* _What is required_
From the entries below, copy each line in which the word "arrow" occurs.

[Stored data]

- Opening Delimiter -

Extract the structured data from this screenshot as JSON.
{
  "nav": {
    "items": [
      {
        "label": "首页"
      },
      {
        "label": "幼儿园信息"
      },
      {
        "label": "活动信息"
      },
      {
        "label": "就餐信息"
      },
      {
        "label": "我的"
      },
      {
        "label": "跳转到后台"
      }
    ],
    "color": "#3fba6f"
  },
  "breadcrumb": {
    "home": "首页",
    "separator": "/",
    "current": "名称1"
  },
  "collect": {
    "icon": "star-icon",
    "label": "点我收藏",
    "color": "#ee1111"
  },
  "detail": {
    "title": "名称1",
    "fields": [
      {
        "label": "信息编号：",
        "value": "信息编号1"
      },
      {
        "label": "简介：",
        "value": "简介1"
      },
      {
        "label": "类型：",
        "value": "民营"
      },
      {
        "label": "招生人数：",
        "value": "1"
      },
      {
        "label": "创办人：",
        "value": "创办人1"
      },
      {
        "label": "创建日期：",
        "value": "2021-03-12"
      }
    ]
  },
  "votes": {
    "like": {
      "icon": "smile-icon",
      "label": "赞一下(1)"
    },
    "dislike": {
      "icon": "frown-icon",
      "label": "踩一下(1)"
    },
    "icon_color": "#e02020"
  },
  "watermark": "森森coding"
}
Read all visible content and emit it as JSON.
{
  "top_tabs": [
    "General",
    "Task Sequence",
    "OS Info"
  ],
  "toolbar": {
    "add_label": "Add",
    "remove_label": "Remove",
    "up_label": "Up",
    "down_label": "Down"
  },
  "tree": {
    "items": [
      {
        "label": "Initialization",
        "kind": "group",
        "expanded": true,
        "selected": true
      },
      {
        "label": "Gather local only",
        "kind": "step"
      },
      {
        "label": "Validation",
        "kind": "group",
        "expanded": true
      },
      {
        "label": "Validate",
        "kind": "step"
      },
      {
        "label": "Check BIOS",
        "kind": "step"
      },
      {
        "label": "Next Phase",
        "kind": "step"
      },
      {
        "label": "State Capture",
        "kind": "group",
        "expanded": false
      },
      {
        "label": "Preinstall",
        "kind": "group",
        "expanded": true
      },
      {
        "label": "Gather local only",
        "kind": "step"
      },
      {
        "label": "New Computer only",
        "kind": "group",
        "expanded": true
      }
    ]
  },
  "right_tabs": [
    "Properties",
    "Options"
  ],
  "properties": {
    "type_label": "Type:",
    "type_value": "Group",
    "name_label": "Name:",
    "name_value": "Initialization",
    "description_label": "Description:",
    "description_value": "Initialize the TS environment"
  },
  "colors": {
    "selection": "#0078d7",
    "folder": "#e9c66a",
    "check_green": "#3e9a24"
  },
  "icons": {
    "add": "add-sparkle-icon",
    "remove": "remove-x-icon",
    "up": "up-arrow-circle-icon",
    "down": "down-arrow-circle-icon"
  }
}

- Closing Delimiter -

* _Exercise output_
    "up": "up-arrow-circle-icon",
    "down": "down-arrow-circle-icon"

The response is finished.